Not only are we wasting the actual food, but we’re also throwing out the water, energy and other resources we’ve used to produce it.
Various United Nations studies estimate that at least one third of all food produced by the global agricultural system doesn’t make it from the farm to the table.
In Canada, the Value Chain Management Centre has found that our food waste sits at approximately $27 billion a year. Continue reading More cooking, better labelling can address food waste
A popular school snack program that has been in place in Northern Ontario schools for the past eight years has been expanded.

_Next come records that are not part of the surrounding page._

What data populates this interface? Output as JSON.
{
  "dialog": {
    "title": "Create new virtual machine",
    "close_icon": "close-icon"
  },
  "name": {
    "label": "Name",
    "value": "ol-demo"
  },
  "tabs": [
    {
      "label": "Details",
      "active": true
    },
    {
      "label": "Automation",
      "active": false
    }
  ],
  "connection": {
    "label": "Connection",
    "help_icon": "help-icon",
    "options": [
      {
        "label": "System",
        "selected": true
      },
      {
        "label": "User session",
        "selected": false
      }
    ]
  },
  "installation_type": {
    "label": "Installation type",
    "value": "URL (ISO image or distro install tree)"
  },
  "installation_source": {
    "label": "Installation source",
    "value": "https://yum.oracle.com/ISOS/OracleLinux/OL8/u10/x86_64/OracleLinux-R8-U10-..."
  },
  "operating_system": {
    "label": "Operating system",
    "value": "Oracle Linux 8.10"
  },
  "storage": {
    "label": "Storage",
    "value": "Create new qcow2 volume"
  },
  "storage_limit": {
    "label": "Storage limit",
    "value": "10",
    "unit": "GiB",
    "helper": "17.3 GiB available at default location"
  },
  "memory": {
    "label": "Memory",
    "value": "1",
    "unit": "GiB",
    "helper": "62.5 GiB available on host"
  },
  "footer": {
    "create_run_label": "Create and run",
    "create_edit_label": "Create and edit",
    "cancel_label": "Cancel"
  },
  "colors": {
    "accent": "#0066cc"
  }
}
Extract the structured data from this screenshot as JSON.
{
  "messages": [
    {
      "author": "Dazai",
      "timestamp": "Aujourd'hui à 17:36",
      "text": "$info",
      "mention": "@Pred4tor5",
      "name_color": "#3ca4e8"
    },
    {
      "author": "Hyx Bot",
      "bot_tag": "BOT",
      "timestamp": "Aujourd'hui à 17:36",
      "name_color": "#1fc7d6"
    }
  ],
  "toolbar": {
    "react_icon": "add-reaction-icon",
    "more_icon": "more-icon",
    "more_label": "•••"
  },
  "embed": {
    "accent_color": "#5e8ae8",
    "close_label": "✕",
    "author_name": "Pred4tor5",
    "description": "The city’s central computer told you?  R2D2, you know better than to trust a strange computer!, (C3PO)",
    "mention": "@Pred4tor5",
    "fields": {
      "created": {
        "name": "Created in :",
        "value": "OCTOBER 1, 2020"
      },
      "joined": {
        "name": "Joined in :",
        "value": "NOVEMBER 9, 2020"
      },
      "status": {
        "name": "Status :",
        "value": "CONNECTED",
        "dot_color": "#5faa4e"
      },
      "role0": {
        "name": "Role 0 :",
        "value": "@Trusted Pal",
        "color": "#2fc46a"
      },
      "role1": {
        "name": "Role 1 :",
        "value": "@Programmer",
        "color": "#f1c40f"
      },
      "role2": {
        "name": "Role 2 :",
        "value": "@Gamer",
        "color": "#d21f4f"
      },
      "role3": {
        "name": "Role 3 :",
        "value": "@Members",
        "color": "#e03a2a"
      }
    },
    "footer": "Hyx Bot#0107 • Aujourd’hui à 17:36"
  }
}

As a result of increased funding from the Ontario Ministry of Health and Long Term Care, approximately 36,000 students in 191 schools are now receiving two servings a week of fruits and vegetables through the 20-week provincial program.
Sudbury joined the program April 1, along with five communities on the James Bay coast: Attawapiskat, Kashechewan, Fort Albany, Peawanuk, and Moosonee.
Previously, the snack program, although very successful, was only available in Algoma and Porcupine districts. Continue reading Healthy school snack program expands
It’s a new initiative that’s a win for farmers, students and healthy eating.
Fresh from the Farm is a pilot program being launched this fall in select school boards that will let students fundraise for their schools by selling Ontario fruits and vegetables.
Modeled after a similar program in Manitoba, the Ontario initiative is a partnership between the Ontario Ministry of Agriculture and Food (OMAF), Ministry of Education, Ontario Fruit and Vegetable Growers Association (OFVGA) and Dietitians of Canada. Continue reading Pilot school program uses Ontario produce to raise funds, promote healthy eating
Brothers Erik and Francis Lo at their Cambridge, Ontario production facility. Photo courtesy of Francis Lo.
A growing Ontario soy food manufacturer can trace its roots back to an entry into a student competition at the University of Guelph 15 years ago.
Brothers Erik and Francis Lo entered a soy-based cream cheese alternative into the Project SOY contest in 1998 and although they didn’t win the competition, their company Flamaglo Foods is now recording annual sales of over $1 million.
Flamaglo, under the brand YoSo, sells dairy and gluten-free soy yogurts, gourmet spreads and dips using Ontario-grown soybeans. They’ve also started expanding outside of soy, introducing a line of coconut yogurts last summer.
Most of their products are found in the refrigerated organic or health food sections of major Canadian retail chains, as well as independent health food stores in Ontario and Quebec. Continue reading University competition helped launch Ontario soy food business
Picton – A desire to give back to a community that supported them in their time of need led to a fundraising campaign by local beef farmers that has raised $70,000 for a cardiac rehabilitation program in Picton, Ontario.
The donation by the Prince Edward County Cattlemen’s Association was instrumental in helping to establish an outpatient rehabilitation program with the Prince Edward Family Health Team – only the fourth such program in eastern Ontario – for people recovering from heart disease or cardiac surgery.
Previously, patients had to travel as far as Kingston or Ottawa to access treatment. Continue reading Beef farmers raise 70K for local cardiac rehab centre